| Your instructions |
Print each entry again exactly as written, and keep the pictures out.

= = =

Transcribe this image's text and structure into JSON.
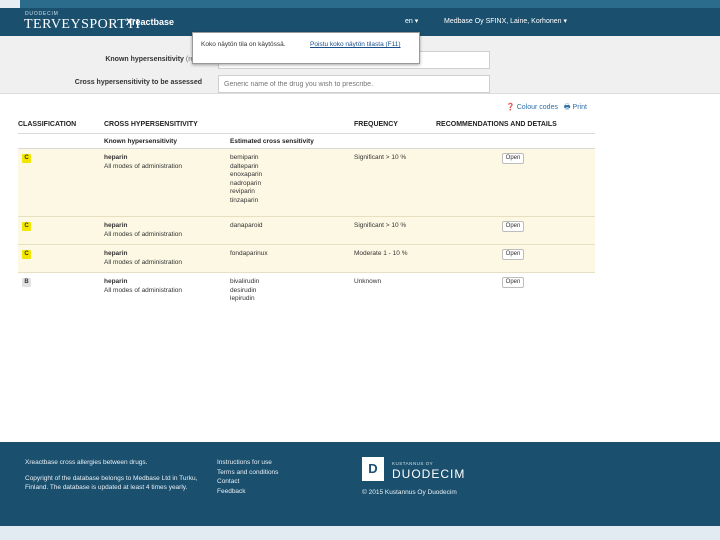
{
  "header": {
    "brand_small": "DUODECIM",
    "brand_big": "TERVEYSPORTTI",
    "app_name": "Xreactbase",
    "language": "en ▾",
    "user": "Medbase Oy SFINX, Laine, Korhonen ▾"
  },
  "form": {
    "known_label": "Known hypersensitivity",
    "known_required": "(require",
    "known_value": "",
    "cross_label": "Cross hypersensitivity to be assessed",
    "cross_placeholder": "Generic name of the drug you wish to prescribe."
  },
  "tooltip": {
    "message": "Koko näytön tila on käytössä.",
    "link": "Poistu koko näytön tilasta (F11)"
  },
  "tools": {
    "colour_codes": "Colour codes",
    "print": "Print"
  },
  "table": {
    "headers": [
      "CLASSIFICATION",
      "CROSS HYPERSENSITIVITY",
      "FREQUENCY",
      "RECOMMENDATIONS AND DETAILS"
    ],
    "subheaders": [
      "Known hypersensitivity",
      "Estimated cross sensitivity"
    ],
    "rows": [
      {
        "class": "C",
        "known": "heparin",
        "mode": "All modes of administration",
        "estimated": [
          "bemiparin",
          "dalteparin",
          "enoxaparin",
          "nadroparin",
          "reviparin",
          "tinzaparin"
        ],
        "frequency": "Significant > 10 %",
        "action": "Open"
      },
      {
        "class": "C",
        "known": "heparin",
        "mode": "All modes of administration",
        "estimated": [
          "danaparoid"
        ],
        "frequency": "Significant > 10 %",
        "action": "Open"
      },
      {
        "class": "C",
        "known": "heparin",
        "mode": "All modes of administration",
        "estimated": [
          "fondaparinux"
        ],
        "frequency": "Moderate 1 - 10 %",
        "action": "Open"
      },
      {
        "class": "B",
        "known": "heparin",
        "mode": "All modes of administration",
        "estimated": [
          "bivalirudin",
          "desirudin",
          "lepirudin"
        ],
        "frequency": "Unknown",
        "action": "Open"
      }
    ]
  },
  "footer": {
    "tagline": "Xreactbase cross allergies between drugs.",
    "copyright_text": "Copyright of the database belongs to Medbase Ltd in Turku, Finland. The database is updated at least 4 times yearly.",
    "links": [
      "Instructions for use",
      "Terms and conditions",
      "Contact",
      "Feedback"
    ],
    "logo_letter": "D",
    "logo_small": "KUSTANNUS OY",
    "logo_big": "DUODECIM",
    "copyright": "© 2015 Kustannus Oy Duodecim"
  },
  "colors": {
    "header_bg": "#1b4f6e",
    "badge_c": "#f2e600",
    "badge_b": "#e2e2e2",
    "row_highlight": "#fcf8e3"
  }
}
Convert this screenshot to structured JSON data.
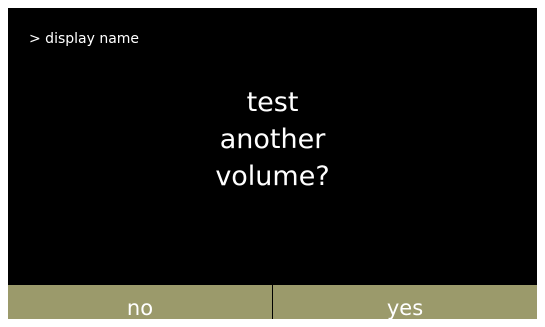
{
  "breadcrumb": "> display name",
  "prompt": {
    "lines": [
      "test",
      "another",
      "volume?"
    ]
  },
  "buttons": {
    "no_label": "no",
    "yes_label": "yes"
  },
  "colors": {
    "background": "#000000",
    "button": "#9b9a6b",
    "text": "#ffffff"
  }
}
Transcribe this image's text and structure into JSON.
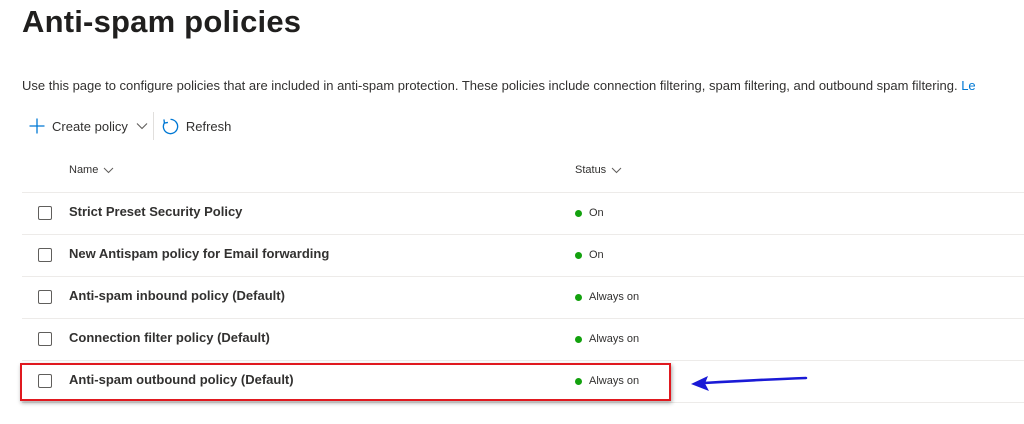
{
  "page": {
    "title": "Anti-spam policies",
    "description": "Use this page to configure policies that are included in anti-spam protection. These policies include connection filtering, spam filtering, and outbound spam filtering.",
    "learn_more_fragment": "Le"
  },
  "toolbar": {
    "create_policy_label": "Create policy",
    "refresh_label": "Refresh"
  },
  "table": {
    "columns": {
      "name": "Name",
      "status": "Status"
    },
    "rows": [
      {
        "name": "Strict Preset Security Policy",
        "status": "On"
      },
      {
        "name": "New Antispam policy for Email forwarding",
        "status": "On"
      },
      {
        "name": "Anti-spam inbound policy (Default)",
        "status": "Always on"
      },
      {
        "name": "Connection filter policy (Default)",
        "status": "Always on"
      },
      {
        "name": "Anti-spam outbound policy (Default)",
        "status": "Always on"
      }
    ]
  },
  "colors": {
    "status_on": "#13a10e",
    "highlight_border": "#e0191f",
    "annotation_arrow": "#1a1ad6",
    "accent": "#0078d4"
  },
  "icons": {
    "create": "plus-icon",
    "create_dropdown": "chevron-down-icon",
    "refresh": "refresh-icon",
    "sort": "chevron-down-icon"
  }
}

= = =

| Exercise answer |
Transcribe this image's text and structure into JSON.
{
  "header": {
    "brand_small": "DUODECIM",
    "brand_big": "TERVEYSPORTTI",
    "app_name": "Xreactbase",
    "language": "en ▾",
    "user": "Medbase Oy SFINX, Laine, Korhonen ▾"
  },
  "form": {
    "known_label": "Known hypersensitivity",
    "known_required": "(require",
    "known_value": "",
    "cross_label": "Cross hypersensitivity to be assessed",
    "cross_placeholder": "Generic name of the drug you wish to prescribe."
  },
  "tooltip": {
    "message": "Koko näytön tila on käytössä.",
    "link": "Poistu koko näytön tilasta (F11)"
  },
  "tools": {
    "colour_codes": "Colour codes",
    "print": "Print"
  },
  "table": {
    "headers": [
      "CLASSIFICATION",
      "CROSS HYPERSENSITIVITY",
      "FREQUENCY",
      "RECOMMENDATIONS AND DETAILS"
    ],
    "subheaders": [
      "Known hypersensitivity",
      "Estimated cross sensitivity"
    ],
    "rows": [
      {
        "class": "C",
        "known": "heparin",
        "mode": "All modes of administration",
        "estimated": [
          "bemiparin",
          "dalteparin",
          "enoxaparin",
          "nadroparin",
          "reviparin",
          "tinzaparin"
        ],
        "frequency": "Significant > 10 %",
        "action": "Open"
      },
      {
        "class": "C",
        "known": "heparin",
        "mode": "All modes of administration",
        "estimated": [
          "danaparoid"
        ],
        "frequency": "Significant > 10 %",
        "action": "Open"
      },
      {
        "class": "C",
        "known": "heparin",
        "mode": "All modes of administration",
        "estimated": [
          "fondaparinux"
        ],
        "frequency": "Moderate 1 - 10 %",
        "action": "Open"
      },
      {
        "class": "B",
        "known": "heparin",
        "mode": "All modes of administration",
        "estimated": [
          "bivalirudin",
          "desirudin",
          "lepirudin"
        ],
        "frequency": "Unknown",
        "action": "Open"
      }
    ]
  },
  "footer": {
    "tagline": "Xreactbase cross allergies between drugs.",
    "copyright_text": "Copyright of the database belongs to Medbase Ltd in Turku, Finland. The database is updated at least 4 times yearly.",
    "links": [
      "Instructions for use",
      "Terms and conditions",
      "Contact",
      "Feedback"
    ],
    "logo_letter": "D",
    "logo_small": "KUSTANNUS OY",
    "logo_big": "DUODECIM",
    "copyright": "© 2015 Kustannus Oy Duodecim"
  },
  "colors": {
    "header_bg": "#1b4f6e",
    "badge_c": "#f2e600",
    "badge_b": "#e2e2e2",
    "row_highlight": "#fcf8e3"
  }
}
Convert this screenshot to structured JSON data.
{
  "breadcrumb": "> display name",
  "prompt": {
    "lines": [
      "test",
      "another",
      "volume?"
    ]
  },
  "buttons": {
    "no_label": "no",
    "yes_label": "yes"
  },
  "colors": {
    "background": "#000000",
    "button": "#9b9a6b",
    "text": "#ffffff"
  }
}
Transcribe this image's text and structure into JSON.
{
  "page": {
    "title": "Anti-spam policies",
    "description": "Use this page to configure policies that are included in anti-spam protection. These policies include connection filtering, spam filtering, and outbound spam filtering.",
    "learn_more_fragment": "Le"
  },
  "toolbar": {
    "create_policy_label": "Create policy",
    "refresh_label": "Refresh"
  },
  "table": {
    "columns": {
      "name": "Name",
      "status": "Status"
    },
    "rows": [
      {
        "name": "Strict Preset Security Policy",
        "status": "On"
      },
      {
        "name": "New Antispam policy for Email forwarding",
        "status": "On"
      },
      {
        "name": "Anti-spam inbound policy (Default)",
        "status": "Always on"
      },
      {
        "name": "Connection filter policy (Default)",
        "status": "Always on"
      },
      {
        "name": "Anti-spam outbound policy (Default)",
        "status": "Always on"
      }
    ]
  },
  "colors": {
    "status_on": "#13a10e",
    "highlight_border": "#e0191f",
    "annotation_arrow": "#1a1ad6",
    "accent": "#0078d4"
  },
  "icons": {
    "create": "plus-icon",
    "create_dropdown": "chevron-down-icon",
    "refresh": "refresh-icon",
    "sort": "chevron-down-icon"
  }
}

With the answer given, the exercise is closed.